WORK REQUEST:
The entries that follow must be given again exactly, with the pictures excluded.

DATA FOR THE TASK:
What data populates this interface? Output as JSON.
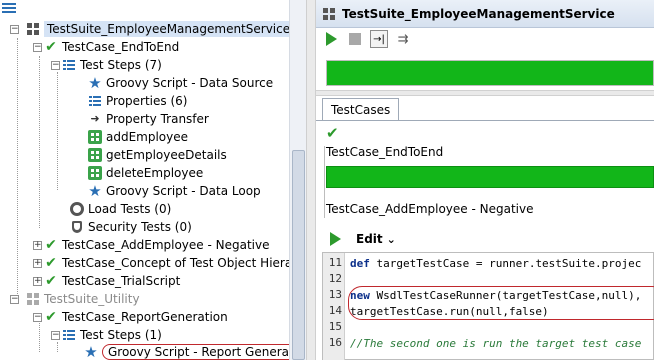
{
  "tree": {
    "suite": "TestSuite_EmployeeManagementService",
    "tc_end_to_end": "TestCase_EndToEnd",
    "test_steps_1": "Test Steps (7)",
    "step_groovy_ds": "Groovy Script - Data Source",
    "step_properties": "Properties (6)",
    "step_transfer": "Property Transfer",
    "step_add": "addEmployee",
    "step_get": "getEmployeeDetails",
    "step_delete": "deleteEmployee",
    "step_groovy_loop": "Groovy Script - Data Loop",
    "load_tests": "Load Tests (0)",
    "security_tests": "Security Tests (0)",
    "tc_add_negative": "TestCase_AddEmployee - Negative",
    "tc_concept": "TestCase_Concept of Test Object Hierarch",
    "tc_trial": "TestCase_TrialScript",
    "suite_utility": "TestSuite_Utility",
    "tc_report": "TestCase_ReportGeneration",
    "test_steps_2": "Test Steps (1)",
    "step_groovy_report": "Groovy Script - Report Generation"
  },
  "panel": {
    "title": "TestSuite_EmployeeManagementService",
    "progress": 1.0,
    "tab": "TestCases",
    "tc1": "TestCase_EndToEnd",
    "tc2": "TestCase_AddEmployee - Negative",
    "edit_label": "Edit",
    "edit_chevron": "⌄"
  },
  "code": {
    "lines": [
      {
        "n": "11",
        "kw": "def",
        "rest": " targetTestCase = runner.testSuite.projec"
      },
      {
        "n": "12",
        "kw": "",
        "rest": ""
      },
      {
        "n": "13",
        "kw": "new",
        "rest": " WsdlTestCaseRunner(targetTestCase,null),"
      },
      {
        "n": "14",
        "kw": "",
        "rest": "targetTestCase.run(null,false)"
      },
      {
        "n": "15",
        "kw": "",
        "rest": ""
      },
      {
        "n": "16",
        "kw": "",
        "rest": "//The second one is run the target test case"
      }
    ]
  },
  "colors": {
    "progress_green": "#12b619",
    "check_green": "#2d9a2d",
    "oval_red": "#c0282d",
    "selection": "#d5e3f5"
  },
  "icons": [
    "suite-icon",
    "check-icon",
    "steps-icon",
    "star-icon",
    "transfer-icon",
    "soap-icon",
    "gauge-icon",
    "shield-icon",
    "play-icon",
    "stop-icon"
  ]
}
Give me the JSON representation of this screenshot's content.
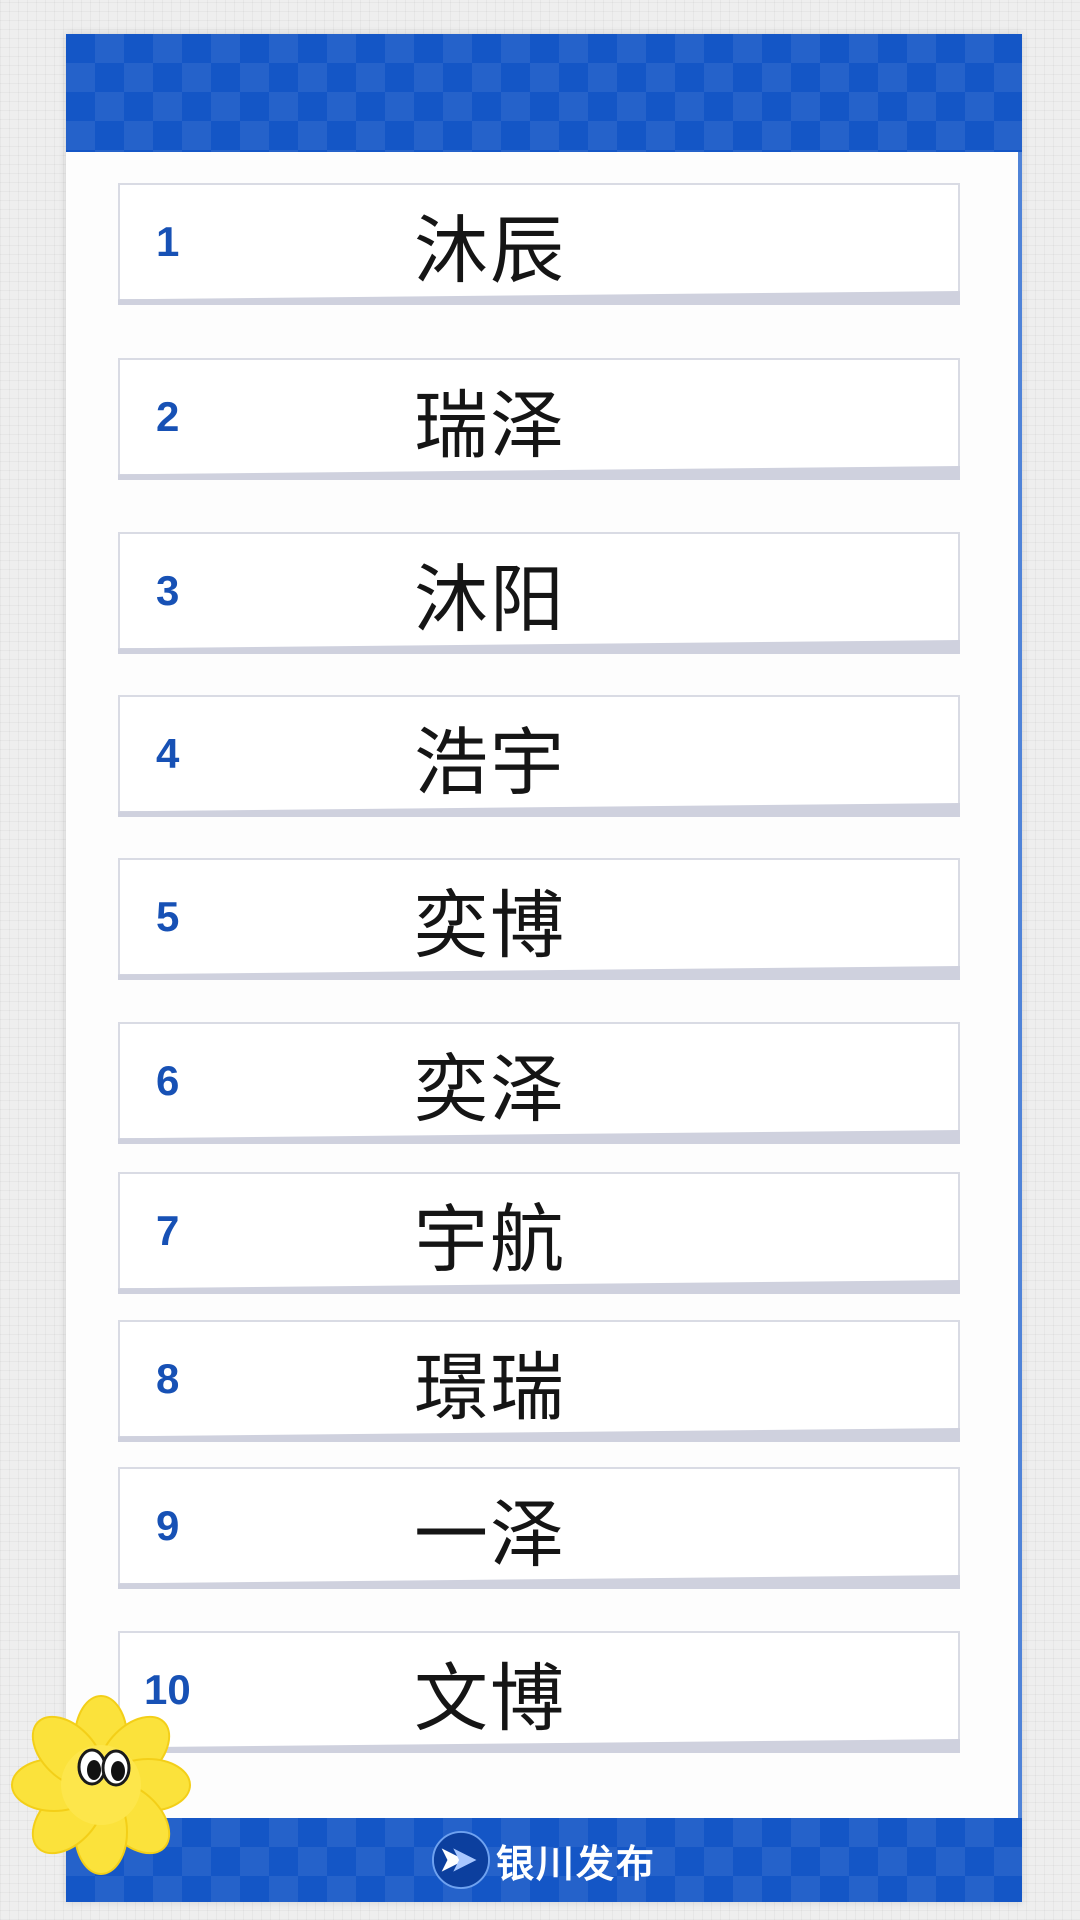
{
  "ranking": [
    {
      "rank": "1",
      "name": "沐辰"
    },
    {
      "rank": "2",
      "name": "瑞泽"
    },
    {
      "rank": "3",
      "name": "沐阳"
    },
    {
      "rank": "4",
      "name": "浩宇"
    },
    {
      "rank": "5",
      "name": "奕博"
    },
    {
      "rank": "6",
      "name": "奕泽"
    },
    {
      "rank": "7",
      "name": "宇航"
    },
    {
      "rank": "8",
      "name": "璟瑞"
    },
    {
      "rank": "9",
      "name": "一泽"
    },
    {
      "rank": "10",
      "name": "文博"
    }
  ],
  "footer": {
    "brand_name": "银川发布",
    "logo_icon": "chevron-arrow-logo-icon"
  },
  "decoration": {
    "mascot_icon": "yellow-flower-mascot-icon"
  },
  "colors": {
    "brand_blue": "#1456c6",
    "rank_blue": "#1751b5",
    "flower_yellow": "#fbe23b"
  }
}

EXERCISE RESPONSE:
What data populates this interface? Output as JSON.
{
  "tree": {
    "suite": "TestSuite_EmployeeManagementService",
    "tc_end_to_end": "TestCase_EndToEnd",
    "test_steps_1": "Test Steps (7)",
    "step_groovy_ds": "Groovy Script - Data Source",
    "step_properties": "Properties (6)",
    "step_transfer": "Property Transfer",
    "step_add": "addEmployee",
    "step_get": "getEmployeeDetails",
    "step_delete": "deleteEmployee",
    "step_groovy_loop": "Groovy Script - Data Loop",
    "load_tests": "Load Tests (0)",
    "security_tests": "Security Tests (0)",
    "tc_add_negative": "TestCase_AddEmployee - Negative",
    "tc_concept": "TestCase_Concept of Test Object Hierarch",
    "tc_trial": "TestCase_TrialScript",
    "suite_utility": "TestSuite_Utility",
    "tc_report": "TestCase_ReportGeneration",
    "test_steps_2": "Test Steps (1)",
    "step_groovy_report": "Groovy Script - Report Generation"
  },
  "panel": {
    "title": "TestSuite_EmployeeManagementService",
    "progress": 1.0,
    "tab": "TestCases",
    "tc1": "TestCase_EndToEnd",
    "tc2": "TestCase_AddEmployee - Negative",
    "edit_label": "Edit",
    "edit_chevron": "⌄"
  },
  "code": {
    "lines": [
      {
        "n": "11",
        "kw": "def",
        "rest": " targetTestCase = runner.testSuite.projec"
      },
      {
        "n": "12",
        "kw": "",
        "rest": ""
      },
      {
        "n": "13",
        "kw": "new",
        "rest": " WsdlTestCaseRunner(targetTestCase,null),"
      },
      {
        "n": "14",
        "kw": "",
        "rest": "targetTestCase.run(null,false)"
      },
      {
        "n": "15",
        "kw": "",
        "rest": ""
      },
      {
        "n": "16",
        "kw": "",
        "rest": "//The second one is run the target test case"
      }
    ]
  },
  "colors": {
    "progress_green": "#12b619",
    "check_green": "#2d9a2d",
    "oval_red": "#c0282d",
    "selection": "#d5e3f5"
  },
  "icons": [
    "suite-icon",
    "check-icon",
    "steps-icon",
    "star-icon",
    "transfer-icon",
    "soap-icon",
    "gauge-icon",
    "shield-icon",
    "play-icon",
    "stop-icon"
  ]
}
Give me the JSON representation of this screenshot's content.
{
  "ranking": [
    {
      "rank": "1",
      "name": "沐辰"
    },
    {
      "rank": "2",
      "name": "瑞泽"
    },
    {
      "rank": "3",
      "name": "沐阳"
    },
    {
      "rank": "4",
      "name": "浩宇"
    },
    {
      "rank": "5",
      "name": "奕博"
    },
    {
      "rank": "6",
      "name": "奕泽"
    },
    {
      "rank": "7",
      "name": "宇航"
    },
    {
      "rank": "8",
      "name": "璟瑞"
    },
    {
      "rank": "9",
      "name": "一泽"
    },
    {
      "rank": "10",
      "name": "文博"
    }
  ],
  "footer": {
    "brand_name": "银川发布",
    "logo_icon": "chevron-arrow-logo-icon"
  },
  "decoration": {
    "mascot_icon": "yellow-flower-mascot-icon"
  },
  "colors": {
    "brand_blue": "#1456c6",
    "rank_blue": "#1751b5",
    "flower_yellow": "#fbe23b"
  }
}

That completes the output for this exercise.